Mary and Julie clash – horribly – and in a typical adolescent act of rebellion Mary brings home series villain Puss (David Dencik), a brothel owner and faux-intellectual more than 20 years her senior.
Puss (soft spoken and aptly named) waxes lyrical about feminism and quotes Dostoevsky whilst toting a copy of the Socialist Alternative rag Red Flag and lighting a skinny, half-smoked cigarette. Living above Silk 41, he claims to be a product of rape, similar to Mary. He seems aloof from the violence and death surrounding him, yet there is something infuriatingly condescending about his gap-toothed smile when he faces off against Julia in a disastrous dinner scene.
He’s an insidious version of the other machismo collective of the series, a cafe-bound ring of men who run “Hooker Rater,” a fairly self-explanatory porn website. The show’s redeeming male presence is, however, Mary’s adoring adoptive father, Pyke (played by Dead Europe’s Ewen Leslie), who functions as a welcome lynchpin for much of the drama’s underlying tensions. Apart from Pyke, it would be difficult to find any character in the series who isn’t inherently flawed or unlikeable. Likeable simply isn’t Campion’s shtick.
The somehow ominous visual beauty of Top of the Lake: China Girl is truly something to behold. Harking back to her earlier work (in films like In the Cut and The Piano), poetic images – a burning wedding dress held above a bonfire by two cackling men on a ute, a suitcase drifting peacefully across the sea floor – are poised against gorgeous vistas: New Zealand mountain ranges or a Sydney seascape.
There is definitely a sense of Campion being more adventurous in this second season, in both the defiant subject matter and images that crystallise it. In one dream sequence, for instance, fluorescent babies surround a chuckling Robin before she is shown thrashing and screaming in her sleep.

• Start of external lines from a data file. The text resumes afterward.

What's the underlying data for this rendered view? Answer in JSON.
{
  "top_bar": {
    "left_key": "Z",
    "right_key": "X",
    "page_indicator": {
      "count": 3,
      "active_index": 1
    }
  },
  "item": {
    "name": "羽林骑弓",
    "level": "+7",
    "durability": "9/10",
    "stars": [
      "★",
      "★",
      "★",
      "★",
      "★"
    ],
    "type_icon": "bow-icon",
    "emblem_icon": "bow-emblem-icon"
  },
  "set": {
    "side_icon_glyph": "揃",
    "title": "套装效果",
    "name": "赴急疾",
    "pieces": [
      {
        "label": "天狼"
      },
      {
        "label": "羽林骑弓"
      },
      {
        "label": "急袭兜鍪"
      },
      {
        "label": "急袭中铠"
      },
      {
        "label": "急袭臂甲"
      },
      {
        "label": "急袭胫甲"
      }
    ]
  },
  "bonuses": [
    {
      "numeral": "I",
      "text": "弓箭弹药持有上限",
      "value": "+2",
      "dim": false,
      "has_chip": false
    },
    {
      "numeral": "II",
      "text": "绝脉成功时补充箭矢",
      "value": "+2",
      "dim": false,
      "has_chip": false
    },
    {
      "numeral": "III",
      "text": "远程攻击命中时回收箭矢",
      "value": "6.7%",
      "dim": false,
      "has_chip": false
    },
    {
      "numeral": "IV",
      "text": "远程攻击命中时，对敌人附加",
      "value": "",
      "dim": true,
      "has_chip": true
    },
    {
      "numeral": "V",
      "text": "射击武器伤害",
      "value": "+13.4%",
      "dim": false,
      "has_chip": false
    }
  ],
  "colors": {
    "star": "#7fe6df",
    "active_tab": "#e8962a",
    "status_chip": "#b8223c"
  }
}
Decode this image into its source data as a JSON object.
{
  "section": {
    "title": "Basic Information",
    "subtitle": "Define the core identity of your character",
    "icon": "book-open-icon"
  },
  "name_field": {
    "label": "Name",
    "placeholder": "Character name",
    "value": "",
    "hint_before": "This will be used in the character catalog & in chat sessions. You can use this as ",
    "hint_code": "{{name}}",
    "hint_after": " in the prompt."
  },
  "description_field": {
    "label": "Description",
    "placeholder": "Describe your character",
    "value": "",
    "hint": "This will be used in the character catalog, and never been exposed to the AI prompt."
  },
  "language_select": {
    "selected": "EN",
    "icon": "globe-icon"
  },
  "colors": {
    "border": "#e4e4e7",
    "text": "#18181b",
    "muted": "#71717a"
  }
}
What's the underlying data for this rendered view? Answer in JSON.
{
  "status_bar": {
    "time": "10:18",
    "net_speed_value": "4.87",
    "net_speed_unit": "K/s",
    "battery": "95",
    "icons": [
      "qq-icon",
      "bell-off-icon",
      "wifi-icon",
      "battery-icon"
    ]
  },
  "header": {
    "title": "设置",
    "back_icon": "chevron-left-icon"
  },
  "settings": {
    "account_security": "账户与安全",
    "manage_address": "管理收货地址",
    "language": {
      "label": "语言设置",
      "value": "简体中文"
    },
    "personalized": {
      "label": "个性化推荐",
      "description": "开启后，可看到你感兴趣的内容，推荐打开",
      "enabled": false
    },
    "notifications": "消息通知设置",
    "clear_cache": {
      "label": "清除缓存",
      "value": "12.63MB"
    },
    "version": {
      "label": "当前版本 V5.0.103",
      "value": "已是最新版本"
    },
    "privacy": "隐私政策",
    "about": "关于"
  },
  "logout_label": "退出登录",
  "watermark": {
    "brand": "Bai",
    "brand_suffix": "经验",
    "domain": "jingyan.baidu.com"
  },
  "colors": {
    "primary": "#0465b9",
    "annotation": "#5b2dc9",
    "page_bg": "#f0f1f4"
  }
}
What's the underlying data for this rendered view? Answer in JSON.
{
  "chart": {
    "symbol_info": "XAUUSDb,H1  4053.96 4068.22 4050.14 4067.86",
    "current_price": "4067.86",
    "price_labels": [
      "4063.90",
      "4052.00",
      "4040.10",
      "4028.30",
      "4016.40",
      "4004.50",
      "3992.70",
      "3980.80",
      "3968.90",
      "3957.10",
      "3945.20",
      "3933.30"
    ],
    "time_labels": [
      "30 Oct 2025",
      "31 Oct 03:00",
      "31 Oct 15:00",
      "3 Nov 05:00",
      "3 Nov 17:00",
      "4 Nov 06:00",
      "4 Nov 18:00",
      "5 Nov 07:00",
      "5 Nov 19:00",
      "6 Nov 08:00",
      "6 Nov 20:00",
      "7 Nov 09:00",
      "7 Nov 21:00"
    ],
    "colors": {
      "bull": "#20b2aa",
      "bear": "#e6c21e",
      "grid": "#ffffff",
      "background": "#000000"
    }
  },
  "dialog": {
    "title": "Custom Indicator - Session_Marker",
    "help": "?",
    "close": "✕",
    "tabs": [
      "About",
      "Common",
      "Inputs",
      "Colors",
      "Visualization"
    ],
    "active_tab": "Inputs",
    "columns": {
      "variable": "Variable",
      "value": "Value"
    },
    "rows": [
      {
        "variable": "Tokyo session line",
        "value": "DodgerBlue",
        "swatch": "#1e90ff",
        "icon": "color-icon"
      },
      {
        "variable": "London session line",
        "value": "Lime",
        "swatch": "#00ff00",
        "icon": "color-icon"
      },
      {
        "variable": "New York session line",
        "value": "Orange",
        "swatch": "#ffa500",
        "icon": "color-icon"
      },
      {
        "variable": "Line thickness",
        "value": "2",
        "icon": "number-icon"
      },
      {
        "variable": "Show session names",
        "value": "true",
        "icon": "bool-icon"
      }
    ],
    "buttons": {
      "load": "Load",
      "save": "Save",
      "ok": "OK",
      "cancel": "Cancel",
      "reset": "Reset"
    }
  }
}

The wide-angle shots of Walsh Bay as police jog by in lapis uniforms – in a rippling reflection of the surrounding sea – offset what would otherwise be an over-reliance on mid-shot interior dialogue scenes, which threaten to turn the series into a boring police procedural. (I’m looking at you The Fall.)
The red-lit group scenes shot at Silk 41 are catapulted straight out of Lina Wertmüller’s Love and Anarchy, all arms and freshly-shaved legs jumbled and draped in a sleepy, feminine sculpture. Piano filters through the series elegantly, turning the otherwise abject image of the submerged suitcase containing a dead body into an astonishingly elegant ballet of oceanic wilderness.
This being said – not all experimentations pay off. A dubious film-within-a-film, meta-fictional subplot to set up an end-of-series reveal about South-East Asian surrogacy is an unconvincing dalliance that probably could have been left on the cutting room floor.
At a recent talk on Top of the Lake at the Melbourne International Film Festival, Lee admitted: “There isn’t a lot of [real] police work that happens [in the show], instead things are solved by someone simply calling and leaving a tip.” This rather convenient occurrence does lead to slight plot inconsistencies and stretch one’s suspension of disbelief at points too far. Lee and Campion, preferring to focus on microagressions, gender politics and interpersonal relationships in lieu of detailing crime drama’s usual nitty-gritty police work, do endanger the series’ otherwise watertight persuasiveness.
This ambiguous relationship to convention however, has not so much dogged as inspired much of Campion’s career, as the tensions of sexual and racial politics have been channelled through her mythical personal vision.
Blythe Worthy, PhD Candidate, The University of Sydney, University of Sydney.
This article first appeared on The conversation.